ACTIVITY -
Copy the data that appears below exactly. Drop the pictures.

——

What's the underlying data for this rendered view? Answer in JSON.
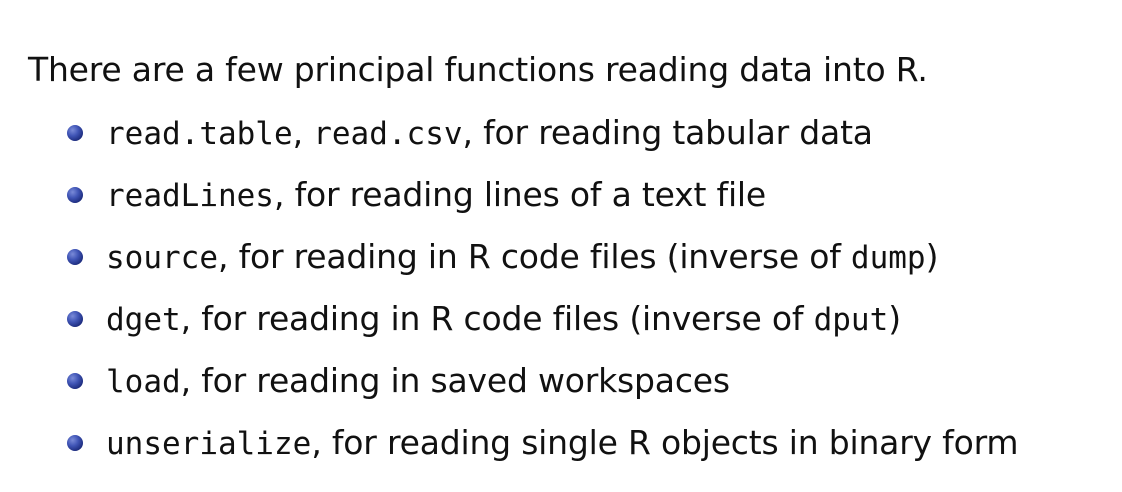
{
  "intro": "There are a few principal functions reading data into R.",
  "bullets": [
    {
      "parts": [
        {
          "text": "read.table",
          "code": true
        },
        {
          "text": ", ",
          "code": false
        },
        {
          "text": "read.csv",
          "code": true
        },
        {
          "text": ", for reading tabular data",
          "code": false
        }
      ]
    },
    {
      "parts": [
        {
          "text": "readLines",
          "code": true
        },
        {
          "text": ", for reading lines of a text file",
          "code": false
        }
      ]
    },
    {
      "parts": [
        {
          "text": "source",
          "code": true
        },
        {
          "text": ", for reading in R code files (inverse of ",
          "code": false
        },
        {
          "text": "dump",
          "code": true
        },
        {
          "text": ")",
          "code": false
        }
      ]
    },
    {
      "parts": [
        {
          "text": "dget",
          "code": true
        },
        {
          "text": ", for reading in R code files (inverse of ",
          "code": false
        },
        {
          "text": "dput",
          "code": true
        },
        {
          "text": ")",
          "code": false
        }
      ]
    },
    {
      "parts": [
        {
          "text": "load",
          "code": true
        },
        {
          "text": ", for reading in saved workspaces",
          "code": false
        }
      ]
    },
    {
      "parts": [
        {
          "text": "unserialize",
          "code": true
        },
        {
          "text": ", for reading single R objects in binary form",
          "code": false
        }
      ]
    }
  ],
  "bullet_color": "#2a3a99"
}
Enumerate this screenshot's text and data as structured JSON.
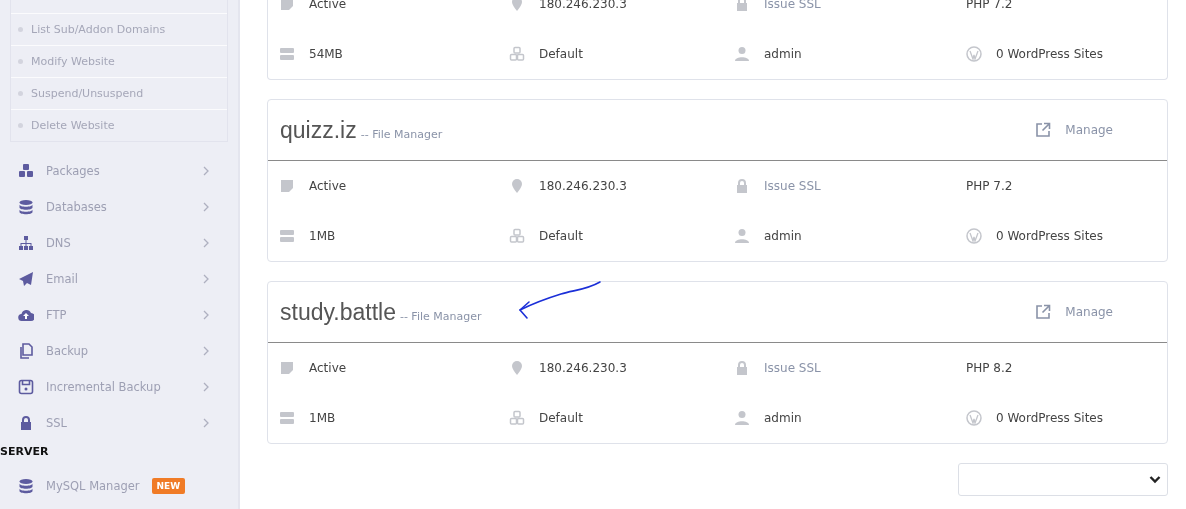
{
  "sidebar": {
    "submenu": [
      "List Sub/Addon Domains",
      "Modify Website",
      "Suspend/Unsuspend",
      "Delete Website"
    ],
    "menu": [
      {
        "label": "Packages"
      },
      {
        "label": "Databases"
      },
      {
        "label": "DNS"
      },
      {
        "label": "Email"
      },
      {
        "label": "FTP"
      },
      {
        "label": "Backup"
      },
      {
        "label": "Incremental Backup"
      },
      {
        "label": "SSL"
      }
    ],
    "section": "SERVER",
    "section_items": [
      {
        "label": "MySQL Manager",
        "badge": "NEW"
      }
    ]
  },
  "websites": [
    {
      "status": "Active",
      "ip": "180.246.230.3",
      "ssl": "Issue SSL",
      "php": "PHP 7.2",
      "disk": "54MB",
      "package": "Default",
      "owner": "admin",
      "wordpress": "0 WordPress Sites"
    },
    {
      "domain": "quizz.iz",
      "file_manager": "-- File Manager",
      "manage": "Manage",
      "status": "Active",
      "ip": "180.246.230.3",
      "ssl": "Issue SSL",
      "php": "PHP 7.2",
      "disk": "1MB",
      "package": "Default",
      "owner": "admin",
      "wordpress": "0 WordPress Sites"
    },
    {
      "domain": "study.battle",
      "file_manager": "-- File Manager",
      "manage": "Manage",
      "annotation_arrow": true,
      "status": "Active",
      "ip": "180.246.230.3",
      "ssl": "Issue SSL",
      "php": "PHP 8.2",
      "disk": "1MB",
      "package": "Default",
      "owner": "admin",
      "wordpress": "0 WordPress Sites"
    }
  ],
  "pagination_select": {
    "kind": "dropdown"
  }
}
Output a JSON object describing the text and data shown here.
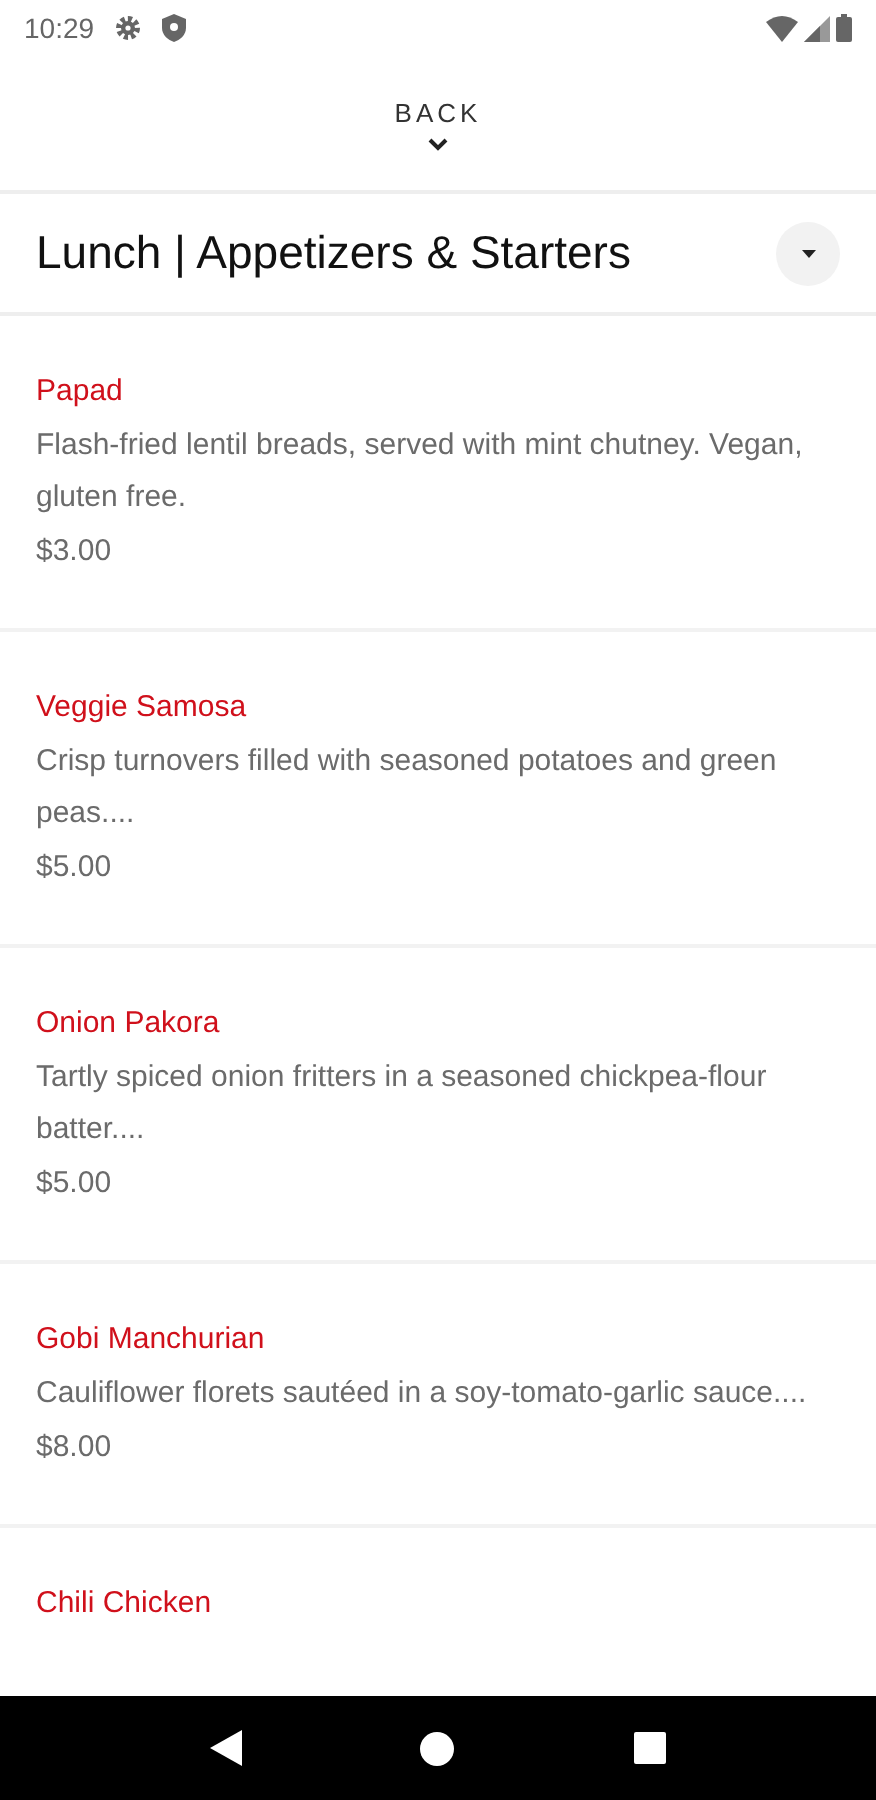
{
  "status_bar": {
    "time": "10:29"
  },
  "back": {
    "label": "BACK"
  },
  "header": {
    "title": "Lunch | Appetizers & Starters"
  },
  "items": [
    {
      "name": "Papad",
      "description": "Flash-fried lentil breads, served with mint chutney. Vegan, gluten free.",
      "price": "$3.00"
    },
    {
      "name": "Veggie Samosa",
      "description": "Crisp turnovers filled with seasoned potatoes and green peas....",
      "price": "$5.00"
    },
    {
      "name": "Onion Pakora",
      "description": "Tartly spiced onion fritters in a seasoned chickpea-flour batter....",
      "price": "$5.00"
    },
    {
      "name": "Gobi Manchurian",
      "description": "Cauliflower florets sautéed in a soy-tomato-garlic sauce....",
      "price": "$8.00"
    },
    {
      "name": "Chili Chicken"
    }
  ]
}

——

RESULT -
What's the underlying data for this rendered view? Answer in JSON.
{
  "intro": "There are a few principal functions reading data into R.",
  "bullets": [
    {
      "parts": [
        {
          "text": "read.table",
          "code": true
        },
        {
          "text": ", ",
          "code": false
        },
        {
          "text": "read.csv",
          "code": true
        },
        {
          "text": ", for reading tabular data",
          "code": false
        }
      ]
    },
    {
      "parts": [
        {
          "text": "readLines",
          "code": true
        },
        {
          "text": ", for reading lines of a text file",
          "code": false
        }
      ]
    },
    {
      "parts": [
        {
          "text": "source",
          "code": true
        },
        {
          "text": ", for reading in R code files (inverse of ",
          "code": false
        },
        {
          "text": "dump",
          "code": true
        },
        {
          "text": ")",
          "code": false
        }
      ]
    },
    {
      "parts": [
        {
          "text": "dget",
          "code": true
        },
        {
          "text": ", for reading in R code files (inverse of ",
          "code": false
        },
        {
          "text": "dput",
          "code": true
        },
        {
          "text": ")",
          "code": false
        }
      ]
    },
    {
      "parts": [
        {
          "text": "load",
          "code": true
        },
        {
          "text": ", for reading in saved workspaces",
          "code": false
        }
      ]
    },
    {
      "parts": [
        {
          "text": "unserialize",
          "code": true
        },
        {
          "text": ", for reading single R objects in binary form",
          "code": false
        }
      ]
    }
  ],
  "bullet_color": "#2a3a99"
}
Enumerate this screenshot's text and data as structured JSON.
{
  "sidebar": {
    "submenu": [
      "List Sub/Addon Domains",
      "Modify Website",
      "Suspend/Unsuspend",
      "Delete Website"
    ],
    "menu": [
      {
        "label": "Packages"
      },
      {
        "label": "Databases"
      },
      {
        "label": "DNS"
      },
      {
        "label": "Email"
      },
      {
        "label": "FTP"
      },
      {
        "label": "Backup"
      },
      {
        "label": "Incremental Backup"
      },
      {
        "label": "SSL"
      }
    ],
    "section": "SERVER",
    "section_items": [
      {
        "label": "MySQL Manager",
        "badge": "NEW"
      }
    ]
  },
  "websites": [
    {
      "status": "Active",
      "ip": "180.246.230.3",
      "ssl": "Issue SSL",
      "php": "PHP 7.2",
      "disk": "54MB",
      "package": "Default",
      "owner": "admin",
      "wordpress": "0 WordPress Sites"
    },
    {
      "domain": "quizz.iz",
      "file_manager": "-- File Manager",
      "manage": "Manage",
      "status": "Active",
      "ip": "180.246.230.3",
      "ssl": "Issue SSL",
      "php": "PHP 7.2",
      "disk": "1MB",
      "package": "Default",
      "owner": "admin",
      "wordpress": "0 WordPress Sites"
    },
    {
      "domain": "study.battle",
      "file_manager": "-- File Manager",
      "manage": "Manage",
      "annotation_arrow": true,
      "status": "Active",
      "ip": "180.246.230.3",
      "ssl": "Issue SSL",
      "php": "PHP 8.2",
      "disk": "1MB",
      "package": "Default",
      "owner": "admin",
      "wordpress": "0 WordPress Sites"
    }
  ],
  "pagination_select": {
    "kind": "dropdown"
  }
}
Output a JSON object describing the text and data shown here.
{
  "status_bar": {
    "time": "10:29"
  },
  "back": {
    "label": "BACK"
  },
  "header": {
    "title": "Lunch | Appetizers & Starters"
  },
  "items": [
    {
      "name": "Papad",
      "description": "Flash-fried lentil breads, served with mint chutney. Vegan, gluten free.",
      "price": "$3.00"
    },
    {
      "name": "Veggie Samosa",
      "description": "Crisp turnovers filled with seasoned potatoes and green peas....",
      "price": "$5.00"
    },
    {
      "name": "Onion Pakora",
      "description": "Tartly spiced onion fritters in a seasoned chickpea-flour batter....",
      "price": "$5.00"
    },
    {
      "name": "Gobi Manchurian",
      "description": "Cauliflower florets sautéed in a soy-tomato-garlic sauce....",
      "price": "$8.00"
    },
    {
      "name": "Chili Chicken"
    }
  ]
}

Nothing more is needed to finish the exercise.